1

In both cases, it's some specific absence/lack. Why should I use the definite article with the former and the indefinite article with the latter?

  • 1
    You can have an absence of something too, and the lack of something. Probably depends on context. – Smock Dec 9 '19 at 15:03
  • It's partly purely idiomatic. I would say I have a lack of funds, but I can't imagine ever saying I have the lack of funds, which sounds simply bizarre. Mainly, it's because a lack of funds is the phrase that's always used; whereas, in that particular sentence, the lack of funds is never used. (Despite the fact that,in reality, I actually would be referring to a specific and current state of lacking funds.) Anybody following rules of grammar would expect the to be used. But it isn't in this case. Because English is often illogical. – Jason Bassford Dec 10 '19 at 1:51
2

First of all, they don't mean the same:

  • "Absence" always means that something is not there.

  • "Lack" can mean that something is absent, but can also mean a shortage, or a deficiency.

Secondly, you can use either the definite or indefinite article with both words. This example is in the Cambridge dictionary:

The business was suffering from an absence of an overall plan for moving forward.

See also this example for "lack" with the definite article:

The local residents were angry at the lack of parking spaces.

The use of either the definite or indefinite article is determined by whether or not you can point to a single lack or absence.

For example, if a shop received a delivery of cakes every day, but one day the delivery did not arrive, they might say they "have a lack of cakes". It isn't the lack, because it isn't the only lack of cakes - it may have happened before, it may happen again, and it may happen elsewhere. However, if you were speaking about that specific cake shop on that specific day, you might say "I'm annoyed about the lack* of cakes in the shop today". This is because you have identified a specific lack so the definite article is required.

| improve this answer | |
  • Who said those mean the same? – Sergey Zolotarev Dec 9 '19 at 10:23
  • @SergeyZolotarev You said "in both cases, it's some specific absence/lack" so I felt the need to be clear from the start they don't mean the same. You're comparing apples and oranges. – Astralbee Dec 9 '19 at 10:28
  • No, I'm not. I just said that both cases are — to me — specific because of the 'of' parts. The fact that they are semantically similar ("absence" is basically the same as "lack" but brought to the absolute, if it's a regular English) just emphasizes that it's not perfectly logical (at first sight, at least) – Sergey Zolotarev Dec 9 '19 at 10:48
  • That Grammarly gizmo can't help underlining with red anything stat starts with 'an absence of'. So that's partly the reason why I asked this question – Sergey Zolotarev Dec 9 '19 at 10:51
  • @SergeyZolotarev Asking questions here gets you answers from native English speakers like myself that ought to be more reliable than Grammarly, which is just highlighting possible errors. – Astralbee Dec 9 '19 at 11:02

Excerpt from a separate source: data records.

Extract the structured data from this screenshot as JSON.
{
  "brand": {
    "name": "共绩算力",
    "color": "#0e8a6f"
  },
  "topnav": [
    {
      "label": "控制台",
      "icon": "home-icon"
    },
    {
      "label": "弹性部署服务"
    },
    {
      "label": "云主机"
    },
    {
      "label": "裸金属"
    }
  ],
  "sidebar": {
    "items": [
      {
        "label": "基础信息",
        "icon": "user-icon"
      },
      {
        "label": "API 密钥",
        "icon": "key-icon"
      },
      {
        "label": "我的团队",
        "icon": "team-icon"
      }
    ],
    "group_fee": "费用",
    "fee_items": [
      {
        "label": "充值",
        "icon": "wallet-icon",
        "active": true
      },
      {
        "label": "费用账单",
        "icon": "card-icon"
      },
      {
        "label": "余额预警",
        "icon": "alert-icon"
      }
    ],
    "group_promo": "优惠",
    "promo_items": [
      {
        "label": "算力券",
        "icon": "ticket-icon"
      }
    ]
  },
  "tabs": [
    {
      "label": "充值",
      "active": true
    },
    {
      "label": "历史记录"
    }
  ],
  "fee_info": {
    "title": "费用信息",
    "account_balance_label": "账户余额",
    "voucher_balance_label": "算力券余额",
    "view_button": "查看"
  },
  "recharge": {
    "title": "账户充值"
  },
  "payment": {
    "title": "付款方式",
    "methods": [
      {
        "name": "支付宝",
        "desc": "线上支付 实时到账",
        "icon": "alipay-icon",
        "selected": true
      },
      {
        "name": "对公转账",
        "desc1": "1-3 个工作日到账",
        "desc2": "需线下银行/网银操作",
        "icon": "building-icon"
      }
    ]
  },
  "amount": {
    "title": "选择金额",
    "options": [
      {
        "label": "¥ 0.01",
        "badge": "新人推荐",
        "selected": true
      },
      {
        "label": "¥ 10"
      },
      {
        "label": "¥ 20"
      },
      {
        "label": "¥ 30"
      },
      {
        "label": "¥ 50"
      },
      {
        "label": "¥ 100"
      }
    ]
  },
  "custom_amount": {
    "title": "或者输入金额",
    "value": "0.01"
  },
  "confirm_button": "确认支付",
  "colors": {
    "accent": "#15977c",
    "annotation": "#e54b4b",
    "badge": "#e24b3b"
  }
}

Your Answer

By clicking “Post Your Answer”, you agree to our terms of service, privacy policy and cookie policy

Not the answer you're looking for? Browse other questions tagged or ask your own question.